■ **Work item**
For the records below, say how many lines contain the string "kbps". Give the number only.

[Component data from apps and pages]
++++++++++++++++++++

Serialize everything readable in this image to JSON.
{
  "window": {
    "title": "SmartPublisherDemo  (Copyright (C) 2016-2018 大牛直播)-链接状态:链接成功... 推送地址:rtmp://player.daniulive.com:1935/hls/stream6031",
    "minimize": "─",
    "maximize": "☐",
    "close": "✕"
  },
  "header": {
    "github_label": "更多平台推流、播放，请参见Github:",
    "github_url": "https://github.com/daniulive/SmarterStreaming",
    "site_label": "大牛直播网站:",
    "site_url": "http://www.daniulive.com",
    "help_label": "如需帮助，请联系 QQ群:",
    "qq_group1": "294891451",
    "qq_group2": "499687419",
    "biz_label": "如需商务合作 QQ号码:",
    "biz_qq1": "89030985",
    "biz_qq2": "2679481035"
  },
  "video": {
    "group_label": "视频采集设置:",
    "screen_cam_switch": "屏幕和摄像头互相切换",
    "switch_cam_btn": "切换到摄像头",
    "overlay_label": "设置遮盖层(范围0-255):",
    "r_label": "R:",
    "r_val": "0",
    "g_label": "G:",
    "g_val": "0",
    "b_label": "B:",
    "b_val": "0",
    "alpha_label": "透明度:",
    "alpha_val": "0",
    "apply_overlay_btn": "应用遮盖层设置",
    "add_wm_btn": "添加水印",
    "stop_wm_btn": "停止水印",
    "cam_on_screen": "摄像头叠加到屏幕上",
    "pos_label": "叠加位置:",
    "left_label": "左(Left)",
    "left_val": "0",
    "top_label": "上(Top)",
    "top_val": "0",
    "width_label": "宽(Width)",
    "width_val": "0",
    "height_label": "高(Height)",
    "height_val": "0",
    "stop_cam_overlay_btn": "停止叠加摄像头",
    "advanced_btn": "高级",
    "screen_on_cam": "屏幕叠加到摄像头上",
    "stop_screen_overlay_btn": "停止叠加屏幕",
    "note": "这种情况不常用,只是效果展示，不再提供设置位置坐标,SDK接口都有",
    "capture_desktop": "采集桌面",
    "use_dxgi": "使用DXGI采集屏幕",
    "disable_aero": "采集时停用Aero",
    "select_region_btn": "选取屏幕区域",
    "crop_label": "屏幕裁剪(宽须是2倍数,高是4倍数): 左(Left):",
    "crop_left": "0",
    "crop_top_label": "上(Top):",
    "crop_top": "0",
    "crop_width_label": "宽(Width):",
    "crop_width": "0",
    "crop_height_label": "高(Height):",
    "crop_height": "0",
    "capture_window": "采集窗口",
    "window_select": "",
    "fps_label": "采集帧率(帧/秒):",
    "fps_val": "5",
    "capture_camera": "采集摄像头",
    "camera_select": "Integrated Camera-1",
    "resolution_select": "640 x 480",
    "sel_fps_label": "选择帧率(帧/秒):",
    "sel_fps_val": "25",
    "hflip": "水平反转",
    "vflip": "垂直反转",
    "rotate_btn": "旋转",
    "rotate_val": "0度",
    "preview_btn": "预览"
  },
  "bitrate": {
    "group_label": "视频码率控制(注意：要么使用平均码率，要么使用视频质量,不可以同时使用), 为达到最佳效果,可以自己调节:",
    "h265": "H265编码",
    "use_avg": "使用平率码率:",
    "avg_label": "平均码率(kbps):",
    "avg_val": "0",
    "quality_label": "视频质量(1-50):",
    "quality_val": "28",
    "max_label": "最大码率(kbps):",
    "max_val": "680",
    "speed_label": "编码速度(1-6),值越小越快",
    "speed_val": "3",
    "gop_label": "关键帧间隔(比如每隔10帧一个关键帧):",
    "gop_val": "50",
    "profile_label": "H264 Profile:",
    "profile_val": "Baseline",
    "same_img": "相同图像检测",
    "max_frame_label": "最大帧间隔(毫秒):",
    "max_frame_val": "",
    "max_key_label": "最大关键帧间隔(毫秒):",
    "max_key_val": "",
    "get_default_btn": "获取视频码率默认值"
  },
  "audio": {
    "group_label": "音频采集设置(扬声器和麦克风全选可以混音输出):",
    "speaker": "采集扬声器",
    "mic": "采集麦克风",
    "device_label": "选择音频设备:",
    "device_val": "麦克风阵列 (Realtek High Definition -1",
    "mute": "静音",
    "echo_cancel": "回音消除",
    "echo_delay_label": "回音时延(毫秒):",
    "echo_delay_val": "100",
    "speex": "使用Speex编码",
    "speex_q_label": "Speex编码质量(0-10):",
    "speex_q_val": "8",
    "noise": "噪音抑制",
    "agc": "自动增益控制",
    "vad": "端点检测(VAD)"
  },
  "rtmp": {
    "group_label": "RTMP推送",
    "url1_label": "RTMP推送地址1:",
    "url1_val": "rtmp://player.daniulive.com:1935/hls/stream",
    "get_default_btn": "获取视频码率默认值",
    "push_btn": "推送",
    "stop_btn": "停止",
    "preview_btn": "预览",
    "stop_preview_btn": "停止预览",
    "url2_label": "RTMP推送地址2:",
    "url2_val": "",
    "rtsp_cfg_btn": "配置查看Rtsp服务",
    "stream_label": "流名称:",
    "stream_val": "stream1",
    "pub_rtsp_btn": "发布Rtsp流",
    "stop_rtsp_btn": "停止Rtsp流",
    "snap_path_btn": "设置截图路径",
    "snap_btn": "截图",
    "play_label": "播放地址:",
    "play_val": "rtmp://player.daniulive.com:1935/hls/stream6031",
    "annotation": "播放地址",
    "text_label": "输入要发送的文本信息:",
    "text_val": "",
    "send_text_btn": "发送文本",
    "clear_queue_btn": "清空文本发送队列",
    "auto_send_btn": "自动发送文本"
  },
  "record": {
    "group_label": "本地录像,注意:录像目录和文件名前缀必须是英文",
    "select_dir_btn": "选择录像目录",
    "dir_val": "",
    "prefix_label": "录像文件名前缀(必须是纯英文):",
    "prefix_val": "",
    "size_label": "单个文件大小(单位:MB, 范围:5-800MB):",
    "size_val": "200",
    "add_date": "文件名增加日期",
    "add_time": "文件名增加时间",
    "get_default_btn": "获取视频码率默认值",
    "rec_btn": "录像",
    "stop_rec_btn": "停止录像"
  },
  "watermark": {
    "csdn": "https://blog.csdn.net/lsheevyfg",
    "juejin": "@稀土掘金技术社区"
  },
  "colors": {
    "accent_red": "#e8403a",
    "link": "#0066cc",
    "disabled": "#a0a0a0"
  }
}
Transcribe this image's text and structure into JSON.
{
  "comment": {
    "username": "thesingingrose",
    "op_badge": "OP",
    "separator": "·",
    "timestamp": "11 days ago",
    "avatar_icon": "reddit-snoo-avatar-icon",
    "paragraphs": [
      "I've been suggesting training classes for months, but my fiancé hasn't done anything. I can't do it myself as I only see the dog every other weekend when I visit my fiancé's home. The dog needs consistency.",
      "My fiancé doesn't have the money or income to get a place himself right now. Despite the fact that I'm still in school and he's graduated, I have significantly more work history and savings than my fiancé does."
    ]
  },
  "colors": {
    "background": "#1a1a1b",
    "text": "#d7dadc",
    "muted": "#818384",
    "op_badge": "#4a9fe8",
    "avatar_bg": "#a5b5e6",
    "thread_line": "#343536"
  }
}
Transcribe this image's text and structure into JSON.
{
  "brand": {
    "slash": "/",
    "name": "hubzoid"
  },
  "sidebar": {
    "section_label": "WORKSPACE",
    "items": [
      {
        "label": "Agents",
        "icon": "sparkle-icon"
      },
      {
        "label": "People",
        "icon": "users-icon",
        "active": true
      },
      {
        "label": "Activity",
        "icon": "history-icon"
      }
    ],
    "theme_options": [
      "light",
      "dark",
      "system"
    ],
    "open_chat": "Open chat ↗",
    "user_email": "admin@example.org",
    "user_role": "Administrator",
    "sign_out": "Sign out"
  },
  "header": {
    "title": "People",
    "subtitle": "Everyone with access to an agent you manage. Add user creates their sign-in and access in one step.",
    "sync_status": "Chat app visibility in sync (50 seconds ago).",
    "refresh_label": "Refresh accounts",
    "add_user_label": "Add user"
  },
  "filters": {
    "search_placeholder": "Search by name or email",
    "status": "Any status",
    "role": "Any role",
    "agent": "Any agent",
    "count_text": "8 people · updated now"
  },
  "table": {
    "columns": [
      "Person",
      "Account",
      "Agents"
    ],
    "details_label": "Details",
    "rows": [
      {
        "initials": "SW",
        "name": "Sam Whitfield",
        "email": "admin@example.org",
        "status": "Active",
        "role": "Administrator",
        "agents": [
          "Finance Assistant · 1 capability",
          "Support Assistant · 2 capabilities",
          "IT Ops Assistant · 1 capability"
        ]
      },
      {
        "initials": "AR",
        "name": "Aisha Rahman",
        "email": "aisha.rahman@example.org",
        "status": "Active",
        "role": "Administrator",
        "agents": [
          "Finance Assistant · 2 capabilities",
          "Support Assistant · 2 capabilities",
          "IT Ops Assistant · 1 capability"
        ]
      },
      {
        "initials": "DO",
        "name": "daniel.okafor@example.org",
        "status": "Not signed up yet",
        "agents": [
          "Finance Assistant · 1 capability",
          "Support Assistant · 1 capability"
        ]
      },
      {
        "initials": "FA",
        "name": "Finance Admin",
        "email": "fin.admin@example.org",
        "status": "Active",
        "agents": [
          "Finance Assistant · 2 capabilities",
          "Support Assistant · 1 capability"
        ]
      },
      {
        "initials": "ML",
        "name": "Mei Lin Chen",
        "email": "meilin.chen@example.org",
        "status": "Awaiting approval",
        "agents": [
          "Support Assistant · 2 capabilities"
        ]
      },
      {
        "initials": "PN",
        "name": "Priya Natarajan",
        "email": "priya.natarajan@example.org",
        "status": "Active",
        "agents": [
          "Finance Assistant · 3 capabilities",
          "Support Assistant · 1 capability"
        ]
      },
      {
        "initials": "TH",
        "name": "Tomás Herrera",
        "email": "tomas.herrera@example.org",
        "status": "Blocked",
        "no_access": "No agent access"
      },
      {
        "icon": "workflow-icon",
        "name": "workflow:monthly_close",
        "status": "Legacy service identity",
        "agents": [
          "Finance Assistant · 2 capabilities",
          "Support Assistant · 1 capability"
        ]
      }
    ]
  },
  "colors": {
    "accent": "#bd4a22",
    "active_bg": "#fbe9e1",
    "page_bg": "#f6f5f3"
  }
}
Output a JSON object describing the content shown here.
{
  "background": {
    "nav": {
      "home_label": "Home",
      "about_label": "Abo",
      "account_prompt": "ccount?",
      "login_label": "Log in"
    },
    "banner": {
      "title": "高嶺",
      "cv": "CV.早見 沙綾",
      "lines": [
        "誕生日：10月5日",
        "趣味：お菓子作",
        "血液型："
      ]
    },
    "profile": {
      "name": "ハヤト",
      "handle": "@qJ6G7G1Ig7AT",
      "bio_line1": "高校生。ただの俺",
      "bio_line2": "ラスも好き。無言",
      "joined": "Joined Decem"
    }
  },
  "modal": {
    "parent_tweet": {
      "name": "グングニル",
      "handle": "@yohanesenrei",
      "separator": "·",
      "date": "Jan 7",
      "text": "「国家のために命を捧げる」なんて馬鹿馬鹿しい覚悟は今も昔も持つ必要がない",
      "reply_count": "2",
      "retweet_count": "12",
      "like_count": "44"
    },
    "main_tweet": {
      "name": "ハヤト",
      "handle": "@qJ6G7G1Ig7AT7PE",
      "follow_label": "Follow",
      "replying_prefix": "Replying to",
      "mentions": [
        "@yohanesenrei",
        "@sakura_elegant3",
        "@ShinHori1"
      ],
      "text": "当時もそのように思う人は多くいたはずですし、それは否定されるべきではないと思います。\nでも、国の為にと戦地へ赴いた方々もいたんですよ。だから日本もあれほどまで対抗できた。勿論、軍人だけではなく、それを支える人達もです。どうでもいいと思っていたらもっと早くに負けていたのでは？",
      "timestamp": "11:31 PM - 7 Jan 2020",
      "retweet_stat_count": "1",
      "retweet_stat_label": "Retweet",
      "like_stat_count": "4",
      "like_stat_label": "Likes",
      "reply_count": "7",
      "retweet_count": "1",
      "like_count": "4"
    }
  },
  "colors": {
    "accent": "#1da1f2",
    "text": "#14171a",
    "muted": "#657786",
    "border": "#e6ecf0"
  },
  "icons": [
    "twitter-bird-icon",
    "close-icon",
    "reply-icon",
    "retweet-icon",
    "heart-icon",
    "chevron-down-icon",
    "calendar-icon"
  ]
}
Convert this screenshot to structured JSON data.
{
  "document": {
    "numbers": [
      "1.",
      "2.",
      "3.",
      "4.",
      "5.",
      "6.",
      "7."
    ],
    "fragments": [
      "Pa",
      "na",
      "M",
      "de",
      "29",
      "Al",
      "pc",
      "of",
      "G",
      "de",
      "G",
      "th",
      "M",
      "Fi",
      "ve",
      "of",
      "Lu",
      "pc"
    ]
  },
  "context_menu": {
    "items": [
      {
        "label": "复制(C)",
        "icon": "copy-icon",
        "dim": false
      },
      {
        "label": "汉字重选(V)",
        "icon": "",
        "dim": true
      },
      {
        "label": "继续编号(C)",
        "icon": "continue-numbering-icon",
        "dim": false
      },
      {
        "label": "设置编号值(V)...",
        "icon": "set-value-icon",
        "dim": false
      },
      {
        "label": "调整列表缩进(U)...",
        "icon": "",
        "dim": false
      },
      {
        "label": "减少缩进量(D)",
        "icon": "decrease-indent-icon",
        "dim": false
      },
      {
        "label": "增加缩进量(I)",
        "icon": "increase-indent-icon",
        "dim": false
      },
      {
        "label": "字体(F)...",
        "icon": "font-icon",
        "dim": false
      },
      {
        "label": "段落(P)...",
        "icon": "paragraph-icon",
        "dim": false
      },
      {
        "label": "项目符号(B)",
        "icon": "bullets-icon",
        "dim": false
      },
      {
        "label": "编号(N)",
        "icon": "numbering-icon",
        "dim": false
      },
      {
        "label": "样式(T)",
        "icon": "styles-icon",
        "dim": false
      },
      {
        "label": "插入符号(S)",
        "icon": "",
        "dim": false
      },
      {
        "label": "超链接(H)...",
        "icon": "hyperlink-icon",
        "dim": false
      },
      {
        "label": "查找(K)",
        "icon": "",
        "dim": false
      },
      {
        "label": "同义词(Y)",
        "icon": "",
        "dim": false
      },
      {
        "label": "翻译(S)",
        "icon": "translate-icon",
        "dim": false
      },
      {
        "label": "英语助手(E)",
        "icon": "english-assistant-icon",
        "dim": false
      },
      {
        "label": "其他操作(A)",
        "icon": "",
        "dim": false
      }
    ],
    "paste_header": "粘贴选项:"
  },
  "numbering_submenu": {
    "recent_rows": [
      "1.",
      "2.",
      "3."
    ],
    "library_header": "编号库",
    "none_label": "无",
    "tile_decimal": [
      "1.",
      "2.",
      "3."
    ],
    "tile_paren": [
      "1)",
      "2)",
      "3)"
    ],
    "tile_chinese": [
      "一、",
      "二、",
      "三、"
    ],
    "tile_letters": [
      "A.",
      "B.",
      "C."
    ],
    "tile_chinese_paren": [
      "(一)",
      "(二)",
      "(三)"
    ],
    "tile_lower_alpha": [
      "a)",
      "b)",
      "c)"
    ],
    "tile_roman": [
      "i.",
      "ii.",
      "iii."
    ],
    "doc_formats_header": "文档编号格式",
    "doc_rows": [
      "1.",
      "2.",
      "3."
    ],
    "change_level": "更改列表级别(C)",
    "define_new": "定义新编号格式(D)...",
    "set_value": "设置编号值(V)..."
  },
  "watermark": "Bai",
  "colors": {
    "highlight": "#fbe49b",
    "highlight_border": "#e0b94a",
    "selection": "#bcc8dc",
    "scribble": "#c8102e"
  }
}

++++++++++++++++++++

■ **Output below**
2